= Beginning of Section =

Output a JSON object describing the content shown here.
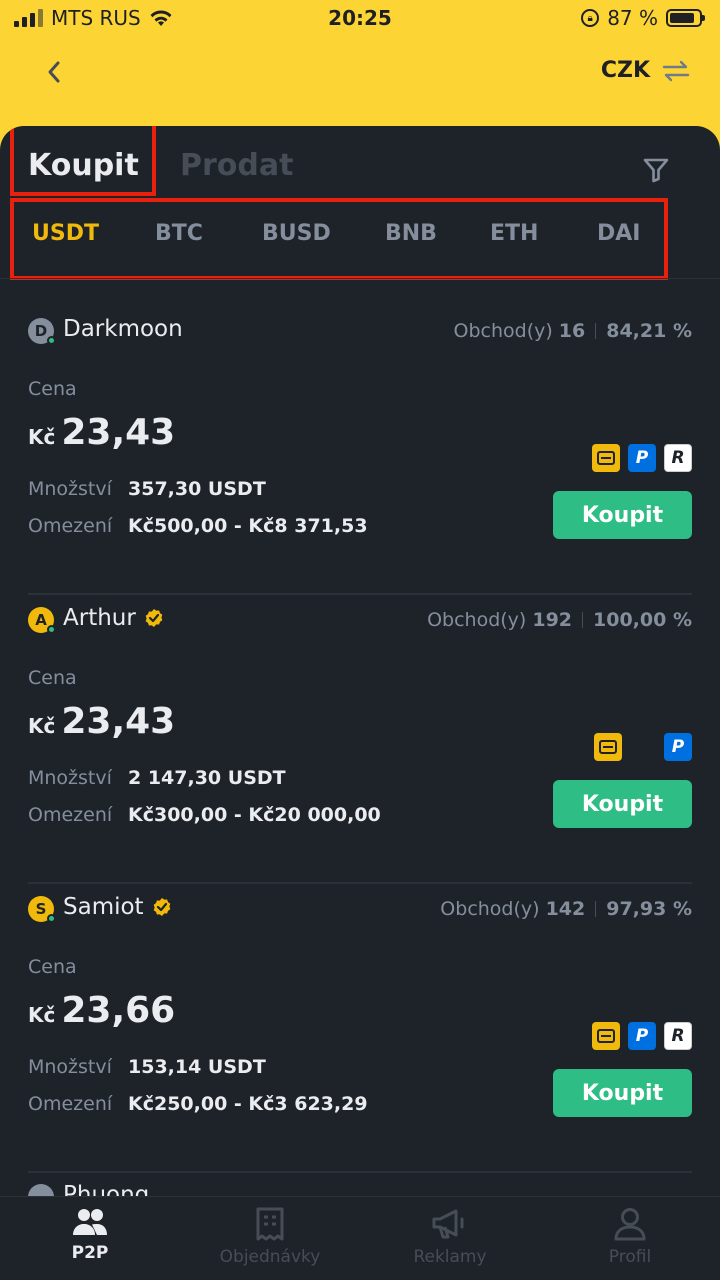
{
  "status_bar": {
    "carrier": "MTS RUS",
    "time": "20:25",
    "battery": "87 %"
  },
  "header": {
    "currency": "CZK"
  },
  "tabs": {
    "buy": "Koupit",
    "sell": "Prodat"
  },
  "coins": [
    "USDT",
    "BTC",
    "BUSD",
    "BNB",
    "ETH",
    "DAI"
  ],
  "labels": {
    "price": "Cena",
    "amount": "Množství",
    "limit": "Omezení",
    "trades": "Obchod(y)",
    "buy_button": "Koupit",
    "currency_symbol": "Kč"
  },
  "ads": [
    {
      "initial": "D",
      "name": "Darkmoon",
      "verified": false,
      "avatar_color": "#848E9C",
      "trades": "16",
      "completion": "84,21 %",
      "price": "23,43",
      "amount": "357,30  USDT",
      "limit": "Kč500,00 - Kč8 371,53",
      "payments": [
        "bank-card-icon",
        "paypal-icon",
        "revolut-icon"
      ]
    },
    {
      "initial": "A",
      "name": "Arthur",
      "verified": true,
      "avatar_color": "#F0B90B",
      "trades": "192",
      "completion": "100,00 %",
      "price": "23,43",
      "amount": "2 147,30  USDT",
      "limit": "Kč300,00 - Kč20 000,00",
      "payments": [
        "bank-card-icon",
        "paypal-icon"
      ]
    },
    {
      "initial": "S",
      "name": "Samiot",
      "verified": true,
      "avatar_color": "#F0B90B",
      "trades": "142",
      "completion": "97,93 %",
      "price": "23,66",
      "amount": "153,14  USDT",
      "limit": "Kč250,00 - Kč3 623,29",
      "payments": [
        "bank-card-icon",
        "paypal-icon",
        "revolut-icon"
      ]
    }
  ],
  "partial_ad": {
    "name": "Phuong"
  },
  "nav": [
    {
      "label": "P2P",
      "icon": "p2p-users-icon",
      "active": true
    },
    {
      "label": "Objednávky",
      "icon": "orders-icon",
      "active": false
    },
    {
      "label": "Reklamy",
      "icon": "megaphone-icon",
      "active": false
    },
    {
      "label": "Profil",
      "icon": "profile-icon",
      "active": false
    }
  ]
}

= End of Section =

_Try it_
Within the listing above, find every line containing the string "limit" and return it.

_Output below_
    "limit": "Omezení",
      "limit": "Kč500,00 - Kč8 371,53",
      "limit": "Kč300,00 - Kč20 000,00",
      "limit": "Kč250,00 - Kč3 623,29",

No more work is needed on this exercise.